__INPUT__:
>>>
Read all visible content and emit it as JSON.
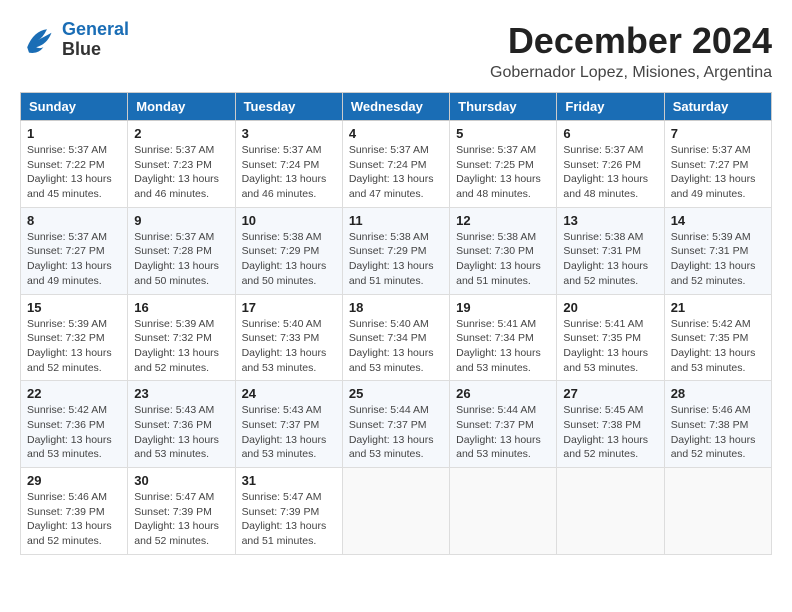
{
  "logo": {
    "line1": "General",
    "line2": "Blue"
  },
  "title": "December 2024",
  "subtitle": "Gobernador Lopez, Misiones, Argentina",
  "days_of_week": [
    "Sunday",
    "Monday",
    "Tuesday",
    "Wednesday",
    "Thursday",
    "Friday",
    "Saturday"
  ],
  "weeks": [
    [
      {
        "day": "1",
        "info": "Sunrise: 5:37 AM\nSunset: 7:22 PM\nDaylight: 13 hours\nand 45 minutes."
      },
      {
        "day": "2",
        "info": "Sunrise: 5:37 AM\nSunset: 7:23 PM\nDaylight: 13 hours\nand 46 minutes."
      },
      {
        "day": "3",
        "info": "Sunrise: 5:37 AM\nSunset: 7:24 PM\nDaylight: 13 hours\nand 46 minutes."
      },
      {
        "day": "4",
        "info": "Sunrise: 5:37 AM\nSunset: 7:24 PM\nDaylight: 13 hours\nand 47 minutes."
      },
      {
        "day": "5",
        "info": "Sunrise: 5:37 AM\nSunset: 7:25 PM\nDaylight: 13 hours\nand 48 minutes."
      },
      {
        "day": "6",
        "info": "Sunrise: 5:37 AM\nSunset: 7:26 PM\nDaylight: 13 hours\nand 48 minutes."
      },
      {
        "day": "7",
        "info": "Sunrise: 5:37 AM\nSunset: 7:27 PM\nDaylight: 13 hours\nand 49 minutes."
      }
    ],
    [
      {
        "day": "8",
        "info": "Sunrise: 5:37 AM\nSunset: 7:27 PM\nDaylight: 13 hours\nand 49 minutes."
      },
      {
        "day": "9",
        "info": "Sunrise: 5:37 AM\nSunset: 7:28 PM\nDaylight: 13 hours\nand 50 minutes."
      },
      {
        "day": "10",
        "info": "Sunrise: 5:38 AM\nSunset: 7:29 PM\nDaylight: 13 hours\nand 50 minutes."
      },
      {
        "day": "11",
        "info": "Sunrise: 5:38 AM\nSunset: 7:29 PM\nDaylight: 13 hours\nand 51 minutes."
      },
      {
        "day": "12",
        "info": "Sunrise: 5:38 AM\nSunset: 7:30 PM\nDaylight: 13 hours\nand 51 minutes."
      },
      {
        "day": "13",
        "info": "Sunrise: 5:38 AM\nSunset: 7:31 PM\nDaylight: 13 hours\nand 52 minutes."
      },
      {
        "day": "14",
        "info": "Sunrise: 5:39 AM\nSunset: 7:31 PM\nDaylight: 13 hours\nand 52 minutes."
      }
    ],
    [
      {
        "day": "15",
        "info": "Sunrise: 5:39 AM\nSunset: 7:32 PM\nDaylight: 13 hours\nand 52 minutes."
      },
      {
        "day": "16",
        "info": "Sunrise: 5:39 AM\nSunset: 7:32 PM\nDaylight: 13 hours\nand 52 minutes."
      },
      {
        "day": "17",
        "info": "Sunrise: 5:40 AM\nSunset: 7:33 PM\nDaylight: 13 hours\nand 53 minutes."
      },
      {
        "day": "18",
        "info": "Sunrise: 5:40 AM\nSunset: 7:34 PM\nDaylight: 13 hours\nand 53 minutes."
      },
      {
        "day": "19",
        "info": "Sunrise: 5:41 AM\nSunset: 7:34 PM\nDaylight: 13 hours\nand 53 minutes."
      },
      {
        "day": "20",
        "info": "Sunrise: 5:41 AM\nSunset: 7:35 PM\nDaylight: 13 hours\nand 53 minutes."
      },
      {
        "day": "21",
        "info": "Sunrise: 5:42 AM\nSunset: 7:35 PM\nDaylight: 13 hours\nand 53 minutes."
      }
    ],
    [
      {
        "day": "22",
        "info": "Sunrise: 5:42 AM\nSunset: 7:36 PM\nDaylight: 13 hours\nand 53 minutes."
      },
      {
        "day": "23",
        "info": "Sunrise: 5:43 AM\nSunset: 7:36 PM\nDaylight: 13 hours\nand 53 minutes."
      },
      {
        "day": "24",
        "info": "Sunrise: 5:43 AM\nSunset: 7:37 PM\nDaylight: 13 hours\nand 53 minutes."
      },
      {
        "day": "25",
        "info": "Sunrise: 5:44 AM\nSunset: 7:37 PM\nDaylight: 13 hours\nand 53 minutes."
      },
      {
        "day": "26",
        "info": "Sunrise: 5:44 AM\nSunset: 7:37 PM\nDaylight: 13 hours\nand 53 minutes."
      },
      {
        "day": "27",
        "info": "Sunrise: 5:45 AM\nSunset: 7:38 PM\nDaylight: 13 hours\nand 52 minutes."
      },
      {
        "day": "28",
        "info": "Sunrise: 5:46 AM\nSunset: 7:38 PM\nDaylight: 13 hours\nand 52 minutes."
      }
    ],
    [
      {
        "day": "29",
        "info": "Sunrise: 5:46 AM\nSunset: 7:39 PM\nDaylight: 13 hours\nand 52 minutes."
      },
      {
        "day": "30",
        "info": "Sunrise: 5:47 AM\nSunset: 7:39 PM\nDaylight: 13 hours\nand 52 minutes."
      },
      {
        "day": "31",
        "info": "Sunrise: 5:47 AM\nSunset: 7:39 PM\nDaylight: 13 hours\nand 51 minutes."
      },
      {
        "day": "",
        "info": ""
      },
      {
        "day": "",
        "info": ""
      },
      {
        "day": "",
        "info": ""
      },
      {
        "day": "",
        "info": ""
      }
    ]
  ]
}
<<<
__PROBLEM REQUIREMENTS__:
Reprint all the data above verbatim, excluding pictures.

__WRITTEN ANSWER__:
Read all visible content and emit it as JSON.
{
  "logo": {
    "line1": "General",
    "line2": "Blue"
  },
  "title": "December 2024",
  "subtitle": "Gobernador Lopez, Misiones, Argentina",
  "days_of_week": [
    "Sunday",
    "Monday",
    "Tuesday",
    "Wednesday",
    "Thursday",
    "Friday",
    "Saturday"
  ],
  "weeks": [
    [
      {
        "day": "1",
        "info": "Sunrise: 5:37 AM\nSunset: 7:22 PM\nDaylight: 13 hours\nand 45 minutes."
      },
      {
        "day": "2",
        "info": "Sunrise: 5:37 AM\nSunset: 7:23 PM\nDaylight: 13 hours\nand 46 minutes."
      },
      {
        "day": "3",
        "info": "Sunrise: 5:37 AM\nSunset: 7:24 PM\nDaylight: 13 hours\nand 46 minutes."
      },
      {
        "day": "4",
        "info": "Sunrise: 5:37 AM\nSunset: 7:24 PM\nDaylight: 13 hours\nand 47 minutes."
      },
      {
        "day": "5",
        "info": "Sunrise: 5:37 AM\nSunset: 7:25 PM\nDaylight: 13 hours\nand 48 minutes."
      },
      {
        "day": "6",
        "info": "Sunrise: 5:37 AM\nSunset: 7:26 PM\nDaylight: 13 hours\nand 48 minutes."
      },
      {
        "day": "7",
        "info": "Sunrise: 5:37 AM\nSunset: 7:27 PM\nDaylight: 13 hours\nand 49 minutes."
      }
    ],
    [
      {
        "day": "8",
        "info": "Sunrise: 5:37 AM\nSunset: 7:27 PM\nDaylight: 13 hours\nand 49 minutes."
      },
      {
        "day": "9",
        "info": "Sunrise: 5:37 AM\nSunset: 7:28 PM\nDaylight: 13 hours\nand 50 minutes."
      },
      {
        "day": "10",
        "info": "Sunrise: 5:38 AM\nSunset: 7:29 PM\nDaylight: 13 hours\nand 50 minutes."
      },
      {
        "day": "11",
        "info": "Sunrise: 5:38 AM\nSunset: 7:29 PM\nDaylight: 13 hours\nand 51 minutes."
      },
      {
        "day": "12",
        "info": "Sunrise: 5:38 AM\nSunset: 7:30 PM\nDaylight: 13 hours\nand 51 minutes."
      },
      {
        "day": "13",
        "info": "Sunrise: 5:38 AM\nSunset: 7:31 PM\nDaylight: 13 hours\nand 52 minutes."
      },
      {
        "day": "14",
        "info": "Sunrise: 5:39 AM\nSunset: 7:31 PM\nDaylight: 13 hours\nand 52 minutes."
      }
    ],
    [
      {
        "day": "15",
        "info": "Sunrise: 5:39 AM\nSunset: 7:32 PM\nDaylight: 13 hours\nand 52 minutes."
      },
      {
        "day": "16",
        "info": "Sunrise: 5:39 AM\nSunset: 7:32 PM\nDaylight: 13 hours\nand 52 minutes."
      },
      {
        "day": "17",
        "info": "Sunrise: 5:40 AM\nSunset: 7:33 PM\nDaylight: 13 hours\nand 53 minutes."
      },
      {
        "day": "18",
        "info": "Sunrise: 5:40 AM\nSunset: 7:34 PM\nDaylight: 13 hours\nand 53 minutes."
      },
      {
        "day": "19",
        "info": "Sunrise: 5:41 AM\nSunset: 7:34 PM\nDaylight: 13 hours\nand 53 minutes."
      },
      {
        "day": "20",
        "info": "Sunrise: 5:41 AM\nSunset: 7:35 PM\nDaylight: 13 hours\nand 53 minutes."
      },
      {
        "day": "21",
        "info": "Sunrise: 5:42 AM\nSunset: 7:35 PM\nDaylight: 13 hours\nand 53 minutes."
      }
    ],
    [
      {
        "day": "22",
        "info": "Sunrise: 5:42 AM\nSunset: 7:36 PM\nDaylight: 13 hours\nand 53 minutes."
      },
      {
        "day": "23",
        "info": "Sunrise: 5:43 AM\nSunset: 7:36 PM\nDaylight: 13 hours\nand 53 minutes."
      },
      {
        "day": "24",
        "info": "Sunrise: 5:43 AM\nSunset: 7:37 PM\nDaylight: 13 hours\nand 53 minutes."
      },
      {
        "day": "25",
        "info": "Sunrise: 5:44 AM\nSunset: 7:37 PM\nDaylight: 13 hours\nand 53 minutes."
      },
      {
        "day": "26",
        "info": "Sunrise: 5:44 AM\nSunset: 7:37 PM\nDaylight: 13 hours\nand 53 minutes."
      },
      {
        "day": "27",
        "info": "Sunrise: 5:45 AM\nSunset: 7:38 PM\nDaylight: 13 hours\nand 52 minutes."
      },
      {
        "day": "28",
        "info": "Sunrise: 5:46 AM\nSunset: 7:38 PM\nDaylight: 13 hours\nand 52 minutes."
      }
    ],
    [
      {
        "day": "29",
        "info": "Sunrise: 5:46 AM\nSunset: 7:39 PM\nDaylight: 13 hours\nand 52 minutes."
      },
      {
        "day": "30",
        "info": "Sunrise: 5:47 AM\nSunset: 7:39 PM\nDaylight: 13 hours\nand 52 minutes."
      },
      {
        "day": "31",
        "info": "Sunrise: 5:47 AM\nSunset: 7:39 PM\nDaylight: 13 hours\nand 51 minutes."
      },
      {
        "day": "",
        "info": ""
      },
      {
        "day": "",
        "info": ""
      },
      {
        "day": "",
        "info": ""
      },
      {
        "day": "",
        "info": ""
      }
    ]
  ]
}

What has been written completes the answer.